In 2005, I attended a business event in which President Elect Joe Biden (Senator Biden at the time) headlined a slate of political speakers. He was by far the most engaging of them all and the most able to connect with us on a human level. Throughout the years that followed, as I watched him give numerous interviews and campaign speeches, my admiration for his warmth and authenticity grew.
I particularly remember a 2015 episode of The Late Show with Stephen Colbert in which Biden addressed the tragic losses of his first wife and daughter in a car crash, and of his son Beau to brain cancer. He spoke about Beau very lovingly and relayed a self-deprecating quote from his dad: “You know you’re a success as a parent when you turn and look at your child and realize they turned out better than you.” Despite holding the nation’s second highest office, he seemed to have no qualms about sharing his pain and vulnerabilities.
There’s a myth among some people in positions of power that leadership requires a tough exterior and no signs of humility. To me, this is a dangerous approach, because it means that there aren’t any internal checks on potential abuses of authority. Someone who, on the other hand, approaches leadership with a healthy dose of modesty is more likely to empathize with others and to know which behaviors aren’t furthering group goals. In my opinion, it takes more strength to let down one’s guard from time to time than to constantly keep it up.
My dad is another person I look up to who consistently keeps himself honest, despite his great success as a graphic designer. He’s best known for having designed the logo for the band Chicago, and when he was asked to stand up in the middle of their concert to be recognized for his work, he respectfully remained seated. For him, the reward for hard work is not praise and admiration, but rather the satisfaction of bringing joy and beauty to others.

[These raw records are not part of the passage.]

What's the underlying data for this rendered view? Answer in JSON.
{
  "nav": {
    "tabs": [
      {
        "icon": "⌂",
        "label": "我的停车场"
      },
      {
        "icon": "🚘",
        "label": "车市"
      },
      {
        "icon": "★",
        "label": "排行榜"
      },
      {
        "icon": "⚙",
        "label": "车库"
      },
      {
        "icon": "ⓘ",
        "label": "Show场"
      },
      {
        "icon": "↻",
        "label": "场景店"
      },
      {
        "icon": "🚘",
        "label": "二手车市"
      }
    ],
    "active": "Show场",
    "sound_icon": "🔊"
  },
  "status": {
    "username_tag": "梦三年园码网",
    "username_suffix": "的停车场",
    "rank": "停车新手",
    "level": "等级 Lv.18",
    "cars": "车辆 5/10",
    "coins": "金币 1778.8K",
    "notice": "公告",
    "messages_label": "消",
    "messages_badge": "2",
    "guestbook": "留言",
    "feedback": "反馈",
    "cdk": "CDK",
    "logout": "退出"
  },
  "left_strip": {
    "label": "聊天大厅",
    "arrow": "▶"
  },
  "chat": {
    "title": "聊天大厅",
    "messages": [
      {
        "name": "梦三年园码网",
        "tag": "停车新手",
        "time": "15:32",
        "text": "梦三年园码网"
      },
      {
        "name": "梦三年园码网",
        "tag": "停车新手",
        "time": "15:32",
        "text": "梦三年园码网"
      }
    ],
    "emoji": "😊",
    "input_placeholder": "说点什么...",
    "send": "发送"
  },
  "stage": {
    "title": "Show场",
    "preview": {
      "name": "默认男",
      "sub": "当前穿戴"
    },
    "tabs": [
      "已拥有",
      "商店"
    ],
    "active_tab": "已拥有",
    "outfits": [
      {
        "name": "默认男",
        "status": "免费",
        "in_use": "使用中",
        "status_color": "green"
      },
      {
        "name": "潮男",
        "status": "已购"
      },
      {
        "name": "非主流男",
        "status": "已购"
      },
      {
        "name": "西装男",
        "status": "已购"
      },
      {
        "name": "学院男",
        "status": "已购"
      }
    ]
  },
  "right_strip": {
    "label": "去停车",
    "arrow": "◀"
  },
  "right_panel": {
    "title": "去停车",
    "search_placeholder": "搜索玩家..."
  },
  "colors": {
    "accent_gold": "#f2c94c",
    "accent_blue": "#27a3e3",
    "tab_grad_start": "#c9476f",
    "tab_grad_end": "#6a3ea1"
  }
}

Expanding on the quote from Biden’s dad, I think that success is evident when you see something better than yourself not just in your kids, but in everyone you encounter. This mindset enables leaders to see, for example, that a team member or a partner can provide a particular skill or capability that the organization doesn’t already have. It may seem counterintuitive to some, but without a sense of humility, it’s impossible to maximize group strength.